CANTERBURY, UK -- Offshore industry spending is expected to rise to $840 billion in capital expenditures and $715 billion for operations, over the five year period to 2012, compared to the $550 billion and $390 billion estimated to have been spent in the previous five years, according to the World Offshore Oil & Gas Production and Spend Forecast 2008-2012 by Douglas-Westwood and EnergyFiles.
Offshore production output is expected to reach 30 MMbbl/d in 2008 with gas production having risen to 988 Bcm/y; rises of 22% and 55% respectively since 2000. The report details prospects for offshore oil and gas production by region and type of activity.

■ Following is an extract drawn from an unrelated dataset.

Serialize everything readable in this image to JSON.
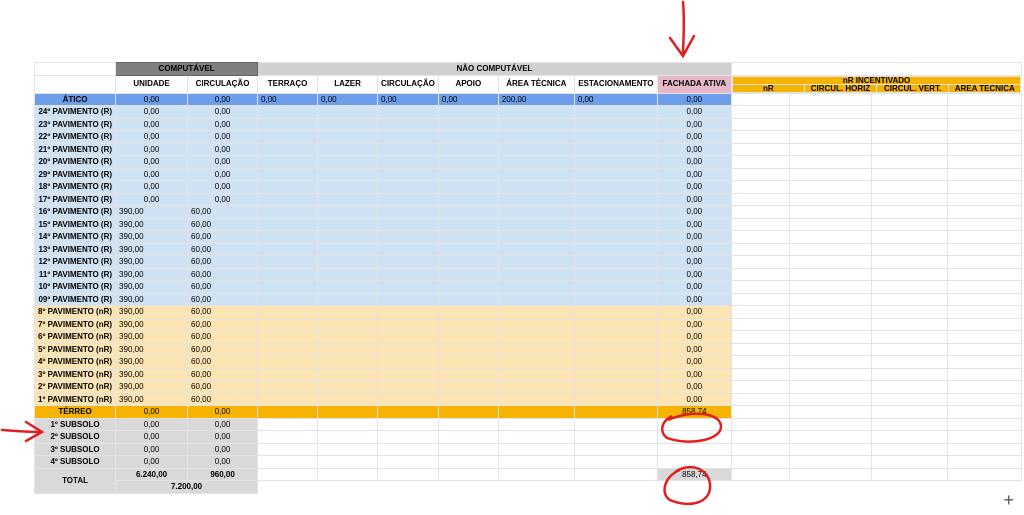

Report author Dr. Michael Smith of Energyfiles says the industry will have to spend in every part of the world to attain such growth. Higher energy prices and the need to exploit much more expensive environments also are driving spending.
"Where a decade ago, fixed platform developments in the North Sea, the shallow waters of the Gulf of Mexico and the relatively benign environments of the South China Sea attracted much of the spending, now billions are directed at expensive deep water and deep reservoir environments - usually using complex subsea solutions, remote gas developments and subsea wells that scavenge for satellite accumulations in the traditional areas," Smith says.
The only significant exceptions are in the low cost Persian Gulf and moderate cost Caspian Sea, Smith says.
"In the [Persian Gulf], the OPEC countries are dramatically increasing their expenditure as they struggle to increase capacity to take advantage of the tight, light, oil supply market as well as the strength of global LNG for which demand is rocketing," Smith says.
Deep water production additions are increasing in all regions where such prospects exist, particularly in West Africa. Shallow water additions are only increasing in the Middle East and in a scattering of countries elsewhere, especially supported by new marketed gas production.
"Deep water is also one of the few remaining situations offering potential for major oil discoveries," says Steve Robertson, head of oil & gas at Douglas-Westwood. "This is particularly important for the major international oil companies as their shallow water reserves deplete and the major onshore reserves are increasingly controlled by national oil companies."
According to Robertson, in the 1970s oil majors controlled 80% of the world's oil reserves while, today 80% is controlled by state companies.
Spending will continue to rise due to the much more expensive developments that must be exploited. Yet, most of the high technology sectors of the offshore industry will continue to be equipment and people resource-constrained, says Smith.
"So even with exceptional growth, companies need to remain selective in the areas in which they concentrate and the services they offer and develop," Smith says. "When times are good, future direction often gets lost in the excitement of apparently ever-increasing profits. But, with cash available, this is the very time when properly thought-out and focused strategies can be most effective."